- _WHAT IS EXPECTED_
Find the word "Posting" below. Copy each line that has it.

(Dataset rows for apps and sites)
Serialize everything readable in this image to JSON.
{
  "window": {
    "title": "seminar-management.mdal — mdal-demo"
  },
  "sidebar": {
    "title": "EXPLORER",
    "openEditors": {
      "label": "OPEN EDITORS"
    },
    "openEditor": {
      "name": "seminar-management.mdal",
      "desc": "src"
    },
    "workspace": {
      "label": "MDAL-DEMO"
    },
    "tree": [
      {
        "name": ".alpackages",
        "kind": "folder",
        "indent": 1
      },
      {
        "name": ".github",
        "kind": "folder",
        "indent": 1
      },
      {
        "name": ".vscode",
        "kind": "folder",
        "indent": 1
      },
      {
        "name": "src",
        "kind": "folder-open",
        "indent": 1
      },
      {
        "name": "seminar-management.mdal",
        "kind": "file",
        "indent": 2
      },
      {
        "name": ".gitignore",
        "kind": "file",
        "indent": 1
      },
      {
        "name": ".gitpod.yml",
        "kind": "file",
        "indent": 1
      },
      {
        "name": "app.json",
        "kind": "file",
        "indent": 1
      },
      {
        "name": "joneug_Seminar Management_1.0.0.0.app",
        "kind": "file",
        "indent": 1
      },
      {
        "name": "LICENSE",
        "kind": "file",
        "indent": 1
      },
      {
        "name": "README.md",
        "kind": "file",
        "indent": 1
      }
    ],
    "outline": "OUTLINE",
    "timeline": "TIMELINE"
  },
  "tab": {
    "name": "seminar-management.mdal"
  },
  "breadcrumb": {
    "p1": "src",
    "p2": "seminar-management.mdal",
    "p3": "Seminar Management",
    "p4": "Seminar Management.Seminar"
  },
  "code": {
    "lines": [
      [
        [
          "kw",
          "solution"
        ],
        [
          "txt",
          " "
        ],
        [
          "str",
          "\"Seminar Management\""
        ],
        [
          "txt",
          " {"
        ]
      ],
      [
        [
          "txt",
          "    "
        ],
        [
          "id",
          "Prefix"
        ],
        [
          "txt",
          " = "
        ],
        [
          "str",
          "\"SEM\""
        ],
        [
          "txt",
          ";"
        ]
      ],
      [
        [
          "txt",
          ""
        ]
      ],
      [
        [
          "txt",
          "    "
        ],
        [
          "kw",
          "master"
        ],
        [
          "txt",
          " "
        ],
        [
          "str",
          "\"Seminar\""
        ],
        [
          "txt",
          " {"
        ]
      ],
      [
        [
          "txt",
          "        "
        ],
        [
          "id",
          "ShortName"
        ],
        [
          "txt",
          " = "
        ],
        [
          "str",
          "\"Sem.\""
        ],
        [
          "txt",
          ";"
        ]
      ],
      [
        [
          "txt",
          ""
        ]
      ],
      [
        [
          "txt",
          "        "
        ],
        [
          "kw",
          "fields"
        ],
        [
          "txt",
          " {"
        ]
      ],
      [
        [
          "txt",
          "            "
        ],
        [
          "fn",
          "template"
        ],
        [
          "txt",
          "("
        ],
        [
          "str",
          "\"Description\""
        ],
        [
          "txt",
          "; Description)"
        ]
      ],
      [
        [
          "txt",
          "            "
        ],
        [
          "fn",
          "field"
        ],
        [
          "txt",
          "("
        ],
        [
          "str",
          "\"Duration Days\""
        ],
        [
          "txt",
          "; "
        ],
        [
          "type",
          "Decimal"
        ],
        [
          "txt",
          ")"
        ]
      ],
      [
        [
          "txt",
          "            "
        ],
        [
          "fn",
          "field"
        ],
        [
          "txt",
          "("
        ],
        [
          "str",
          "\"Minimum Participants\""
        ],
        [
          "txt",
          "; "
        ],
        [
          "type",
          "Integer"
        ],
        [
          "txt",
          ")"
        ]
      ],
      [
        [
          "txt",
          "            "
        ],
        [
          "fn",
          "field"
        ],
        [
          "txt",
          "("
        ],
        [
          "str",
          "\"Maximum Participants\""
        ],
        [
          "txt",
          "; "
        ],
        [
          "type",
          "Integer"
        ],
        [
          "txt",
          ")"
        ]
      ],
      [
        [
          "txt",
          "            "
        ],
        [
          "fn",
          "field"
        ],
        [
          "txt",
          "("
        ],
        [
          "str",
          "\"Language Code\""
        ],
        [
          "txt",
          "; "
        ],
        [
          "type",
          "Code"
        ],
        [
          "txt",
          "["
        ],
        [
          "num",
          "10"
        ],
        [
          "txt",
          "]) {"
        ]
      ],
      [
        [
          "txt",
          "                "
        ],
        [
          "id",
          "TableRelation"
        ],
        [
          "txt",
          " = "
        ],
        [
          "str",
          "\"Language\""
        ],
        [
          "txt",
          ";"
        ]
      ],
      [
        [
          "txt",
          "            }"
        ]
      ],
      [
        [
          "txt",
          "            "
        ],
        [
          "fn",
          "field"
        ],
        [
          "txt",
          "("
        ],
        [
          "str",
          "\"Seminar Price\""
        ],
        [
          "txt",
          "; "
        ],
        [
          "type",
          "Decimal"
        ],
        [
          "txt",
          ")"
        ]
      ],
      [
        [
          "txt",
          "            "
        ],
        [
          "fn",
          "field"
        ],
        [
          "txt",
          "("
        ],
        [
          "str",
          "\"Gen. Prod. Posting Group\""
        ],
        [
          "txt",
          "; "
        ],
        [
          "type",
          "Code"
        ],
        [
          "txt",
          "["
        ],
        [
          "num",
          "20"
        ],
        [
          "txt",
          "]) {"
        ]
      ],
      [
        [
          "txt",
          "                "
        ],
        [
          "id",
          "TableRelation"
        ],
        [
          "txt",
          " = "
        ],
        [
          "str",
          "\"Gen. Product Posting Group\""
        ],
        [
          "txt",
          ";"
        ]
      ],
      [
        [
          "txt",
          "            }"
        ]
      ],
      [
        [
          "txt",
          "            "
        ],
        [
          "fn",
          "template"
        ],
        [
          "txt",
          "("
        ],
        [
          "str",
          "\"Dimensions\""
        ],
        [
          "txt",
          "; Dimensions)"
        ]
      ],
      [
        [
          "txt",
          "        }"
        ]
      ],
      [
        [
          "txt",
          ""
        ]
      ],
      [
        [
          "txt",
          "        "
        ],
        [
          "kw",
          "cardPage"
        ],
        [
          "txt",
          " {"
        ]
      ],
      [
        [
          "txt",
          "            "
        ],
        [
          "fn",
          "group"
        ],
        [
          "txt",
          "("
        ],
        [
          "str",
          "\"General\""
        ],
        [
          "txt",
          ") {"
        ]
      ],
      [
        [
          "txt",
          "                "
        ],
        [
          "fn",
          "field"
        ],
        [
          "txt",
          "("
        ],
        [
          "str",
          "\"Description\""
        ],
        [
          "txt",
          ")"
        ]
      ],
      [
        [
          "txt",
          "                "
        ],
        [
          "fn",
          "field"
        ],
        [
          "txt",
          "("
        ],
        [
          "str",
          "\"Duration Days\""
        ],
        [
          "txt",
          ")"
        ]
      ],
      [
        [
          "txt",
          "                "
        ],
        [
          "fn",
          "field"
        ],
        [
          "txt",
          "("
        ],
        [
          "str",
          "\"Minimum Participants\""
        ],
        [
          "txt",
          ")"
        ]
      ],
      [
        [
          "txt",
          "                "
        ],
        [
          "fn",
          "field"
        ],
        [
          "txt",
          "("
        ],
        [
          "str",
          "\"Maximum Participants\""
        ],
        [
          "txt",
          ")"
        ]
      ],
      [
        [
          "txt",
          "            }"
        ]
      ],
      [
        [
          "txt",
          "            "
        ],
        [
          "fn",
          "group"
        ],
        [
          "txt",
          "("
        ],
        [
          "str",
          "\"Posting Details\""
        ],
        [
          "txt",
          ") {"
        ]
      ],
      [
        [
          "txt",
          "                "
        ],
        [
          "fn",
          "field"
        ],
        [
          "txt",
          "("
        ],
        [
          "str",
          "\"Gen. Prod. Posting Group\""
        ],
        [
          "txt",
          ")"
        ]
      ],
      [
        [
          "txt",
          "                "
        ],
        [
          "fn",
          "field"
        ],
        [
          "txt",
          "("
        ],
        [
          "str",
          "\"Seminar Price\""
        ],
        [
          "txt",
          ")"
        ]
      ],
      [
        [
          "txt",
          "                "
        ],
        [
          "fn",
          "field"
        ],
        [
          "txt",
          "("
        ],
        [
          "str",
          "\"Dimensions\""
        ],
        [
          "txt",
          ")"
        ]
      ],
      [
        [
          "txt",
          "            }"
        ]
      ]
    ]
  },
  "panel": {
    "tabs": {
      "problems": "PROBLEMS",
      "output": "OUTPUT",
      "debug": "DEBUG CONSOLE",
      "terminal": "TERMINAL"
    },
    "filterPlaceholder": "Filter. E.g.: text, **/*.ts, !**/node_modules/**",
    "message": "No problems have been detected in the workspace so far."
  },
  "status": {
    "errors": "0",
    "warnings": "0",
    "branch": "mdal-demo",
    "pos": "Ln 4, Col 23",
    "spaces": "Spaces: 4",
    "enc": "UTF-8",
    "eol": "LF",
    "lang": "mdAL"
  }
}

- _SOLUTION TO THIS TASK_
          "\"Gen. Prod. Posting Group\""
          "\"Gen. Product Posting Group\""
          "\"Posting Details\""
          "\"Gen. Prod. Posting Group\""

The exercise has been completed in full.